Tue | Apr 16, 2024

Scouts skills can help Ja’s development, says Vernon

Published:Monday | November 13, 2023 | 12:10 AMAlbert Ferguson/Gleaner Writer
Councillor Richard Vernon, deputy mayor of Montego Bay, delivers the main address Saturday night at the Scout Association of Jamaica National Leaders Conference held at Teamwork Associates Hospitality and Retreat Centre in Montego Bay under the theme: Buil
Councillor Richard Vernon, deputy mayor of Montego Bay, delivers the main address Saturday night at the Scout Association of Jamaica National Leaders Conference held at Teamwork Associates Hospitality and Retreat Centre in Montego Bay under the theme: Building Together for the Future.

WESTERN BUREAU:

Councillor Richard Vernon, the deputy mayor of Montego Bay in St James, has indicated that fundamental scouting principles and skills are required to combat the strain that is currently endangering the nation’s development.

In addition to proposing these remedies, Vernon is advocating the re-establishment of fundamental principles, the reconceptualisation of objectives, and the rewiring of belief systems, arguing that strain has presented significant obstacles to the nation’s developmental aspirations.

“Building the future for Vision 2030 will need the Scouts Association of Jamaica, which provides youth with programmes and activities that build self-confidence and reinforces ethical standards,” Vernon said as he delivered the main address at the just-concluded 113th National Leaders Conference of the Scouts Association of Jamaica.

Deeper appreciation for service

The conference, which is held annually, was hosted this year at the Teamwork Associates Hospitality and Retreat Centre in Montego Bay, St James, under the theme Building Together for the Future.
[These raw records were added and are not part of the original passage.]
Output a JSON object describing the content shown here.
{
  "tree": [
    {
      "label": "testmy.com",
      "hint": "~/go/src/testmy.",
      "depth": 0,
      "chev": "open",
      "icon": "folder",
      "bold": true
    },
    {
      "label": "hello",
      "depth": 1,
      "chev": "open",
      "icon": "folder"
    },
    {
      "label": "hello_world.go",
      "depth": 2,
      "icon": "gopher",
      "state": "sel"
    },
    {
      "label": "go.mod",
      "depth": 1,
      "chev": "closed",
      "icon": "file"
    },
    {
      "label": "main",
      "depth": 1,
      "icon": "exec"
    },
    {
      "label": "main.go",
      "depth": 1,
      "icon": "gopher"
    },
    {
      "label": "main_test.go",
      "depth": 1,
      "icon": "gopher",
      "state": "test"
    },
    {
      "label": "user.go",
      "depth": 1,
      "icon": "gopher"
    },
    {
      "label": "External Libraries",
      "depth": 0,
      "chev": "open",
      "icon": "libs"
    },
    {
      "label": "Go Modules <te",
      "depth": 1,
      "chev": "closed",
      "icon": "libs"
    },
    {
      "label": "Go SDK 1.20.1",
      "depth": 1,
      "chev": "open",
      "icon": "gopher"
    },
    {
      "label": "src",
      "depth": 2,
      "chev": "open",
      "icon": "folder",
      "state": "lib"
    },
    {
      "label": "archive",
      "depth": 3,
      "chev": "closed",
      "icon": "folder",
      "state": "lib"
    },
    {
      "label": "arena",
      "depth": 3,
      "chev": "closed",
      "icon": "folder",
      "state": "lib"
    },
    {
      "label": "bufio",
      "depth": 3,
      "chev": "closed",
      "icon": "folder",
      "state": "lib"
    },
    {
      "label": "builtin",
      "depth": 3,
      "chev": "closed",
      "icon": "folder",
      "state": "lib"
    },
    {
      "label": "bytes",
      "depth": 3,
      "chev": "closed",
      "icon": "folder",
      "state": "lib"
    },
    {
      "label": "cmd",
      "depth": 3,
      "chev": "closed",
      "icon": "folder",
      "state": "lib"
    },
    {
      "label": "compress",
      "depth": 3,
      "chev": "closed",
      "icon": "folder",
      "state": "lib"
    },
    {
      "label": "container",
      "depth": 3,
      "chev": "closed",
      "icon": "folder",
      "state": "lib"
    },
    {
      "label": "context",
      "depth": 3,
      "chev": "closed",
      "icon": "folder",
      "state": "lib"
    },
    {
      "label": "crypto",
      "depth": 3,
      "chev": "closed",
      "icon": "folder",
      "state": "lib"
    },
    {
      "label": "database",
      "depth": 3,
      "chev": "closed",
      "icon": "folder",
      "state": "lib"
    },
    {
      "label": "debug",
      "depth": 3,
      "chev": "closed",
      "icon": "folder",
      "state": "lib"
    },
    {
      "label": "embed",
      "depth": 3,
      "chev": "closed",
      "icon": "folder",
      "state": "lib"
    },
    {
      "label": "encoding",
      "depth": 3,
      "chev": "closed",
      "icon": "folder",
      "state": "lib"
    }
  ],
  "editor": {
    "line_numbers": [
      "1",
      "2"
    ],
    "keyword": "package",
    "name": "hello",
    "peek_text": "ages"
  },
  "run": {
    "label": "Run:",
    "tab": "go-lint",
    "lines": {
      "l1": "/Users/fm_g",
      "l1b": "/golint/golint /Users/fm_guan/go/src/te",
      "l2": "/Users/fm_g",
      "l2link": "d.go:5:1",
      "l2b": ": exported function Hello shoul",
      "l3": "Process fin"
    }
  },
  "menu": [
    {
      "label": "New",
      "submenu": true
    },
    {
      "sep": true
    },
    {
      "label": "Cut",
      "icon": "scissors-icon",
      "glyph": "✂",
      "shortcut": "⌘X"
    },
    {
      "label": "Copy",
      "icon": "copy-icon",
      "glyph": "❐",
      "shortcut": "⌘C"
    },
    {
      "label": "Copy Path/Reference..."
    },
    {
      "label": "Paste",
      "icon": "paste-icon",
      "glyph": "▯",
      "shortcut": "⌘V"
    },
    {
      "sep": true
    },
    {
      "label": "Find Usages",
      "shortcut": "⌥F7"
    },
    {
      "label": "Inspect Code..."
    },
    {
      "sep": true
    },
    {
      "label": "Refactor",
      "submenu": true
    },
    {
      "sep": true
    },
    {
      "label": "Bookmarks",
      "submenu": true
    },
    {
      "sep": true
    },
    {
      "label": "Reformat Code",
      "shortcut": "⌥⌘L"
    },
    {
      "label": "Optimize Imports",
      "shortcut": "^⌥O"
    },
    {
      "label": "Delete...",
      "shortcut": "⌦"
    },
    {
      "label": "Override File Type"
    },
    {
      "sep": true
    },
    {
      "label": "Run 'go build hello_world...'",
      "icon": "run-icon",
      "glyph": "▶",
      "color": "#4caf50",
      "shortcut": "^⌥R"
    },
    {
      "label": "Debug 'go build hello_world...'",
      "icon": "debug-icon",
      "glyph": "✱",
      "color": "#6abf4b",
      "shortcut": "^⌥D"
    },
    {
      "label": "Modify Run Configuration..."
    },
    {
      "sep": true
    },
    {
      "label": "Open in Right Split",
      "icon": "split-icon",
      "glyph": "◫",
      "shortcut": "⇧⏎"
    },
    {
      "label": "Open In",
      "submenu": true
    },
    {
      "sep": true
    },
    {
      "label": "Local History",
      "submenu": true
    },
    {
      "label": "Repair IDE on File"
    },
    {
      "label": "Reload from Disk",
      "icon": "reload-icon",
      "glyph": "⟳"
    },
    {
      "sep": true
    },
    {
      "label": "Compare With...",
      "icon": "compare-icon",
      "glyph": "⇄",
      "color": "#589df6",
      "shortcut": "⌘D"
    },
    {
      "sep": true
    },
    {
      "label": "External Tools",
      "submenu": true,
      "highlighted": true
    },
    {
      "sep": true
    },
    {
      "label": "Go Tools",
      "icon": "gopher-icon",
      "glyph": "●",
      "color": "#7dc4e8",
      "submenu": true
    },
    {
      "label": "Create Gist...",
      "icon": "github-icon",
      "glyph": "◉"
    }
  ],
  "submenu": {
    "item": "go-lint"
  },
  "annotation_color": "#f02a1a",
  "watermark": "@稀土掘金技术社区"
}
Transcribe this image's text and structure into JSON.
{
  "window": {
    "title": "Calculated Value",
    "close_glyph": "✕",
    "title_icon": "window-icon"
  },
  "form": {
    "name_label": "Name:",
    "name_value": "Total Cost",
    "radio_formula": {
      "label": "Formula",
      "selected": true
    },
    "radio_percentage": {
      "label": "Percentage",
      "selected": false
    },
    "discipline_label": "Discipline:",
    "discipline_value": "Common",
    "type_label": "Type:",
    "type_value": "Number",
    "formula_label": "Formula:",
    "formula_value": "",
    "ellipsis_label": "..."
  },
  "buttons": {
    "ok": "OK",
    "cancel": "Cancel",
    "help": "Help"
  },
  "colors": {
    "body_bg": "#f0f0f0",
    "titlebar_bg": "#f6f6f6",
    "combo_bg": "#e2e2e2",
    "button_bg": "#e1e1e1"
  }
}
“It will need basic scouting skills that promote teamwork and encourage youth to achieve a deeper appreciation for service to others in their community,” Vernon said, noting that “ultimately, this experience enhances self-worth and high self-esteem, which prepares our youngsters for complex decisions and resilience under peer pressure”.

The deputy mayor explained: “It challenges strain, so scouting can challenge strain. And if you challenge strain, you’ve challenged many developmental challenges we have in our society.”

According to the deputy mayor, the Scouts Association of Jamaica, through its members who are strategically placed across the island, has the tools required to drive the process through its value system, which is capable of conquering strain.

He noted that many of the problems the country is now battling stem from strains that tend to spring from cases where people accept the goals of society and reject the conventional means of achieving them.

“As we look around us and what is happening to our society, we can also relate to the strain. Some see the goal, understand the dream, and want it, but they find innovative, illegal ways to accomplish it,” Vernon said.

“This effect of strain is the underpinning of my call for the restoration of essential values, goal reconceptualisation, and rewiring of our grounded belief systems,” he stated.

He argued that the push for negative goal orientation is immense, emanating from the lyrics of the most popular genres – dances, dancehall, trap afrobeat, and rap – and redefines community leaders, the dons who have replaced the anthological agencies of teachers, police, lawyers, and doctors and who have become the symbol of success for many youth.

Vernon, who holds a Master of Science degree from the University of the West Indies, Mona, in development studies, governance, and public policy, noted that while these professions are still respected, they are “unfortunately, not ideal” for a significant cross section of the youth population, especially those facing adverse social conditions.

“The push for restoration must be equally pervasive. Parenting is a factor, but value restoration will need the school. Teachers must dress the part, act the part, and impart positive values,” the deputy mayor insisted.

“Belief systems rewired will need the Church. Religious leaders must demonstrate and manifest religious credibility and transparency. Goal reconceptualisation will require government policies to positively impact the lives of people, and public funds invested must translate into the development of the people,” Vernon added.

albert.ferguson@gleanerjm.com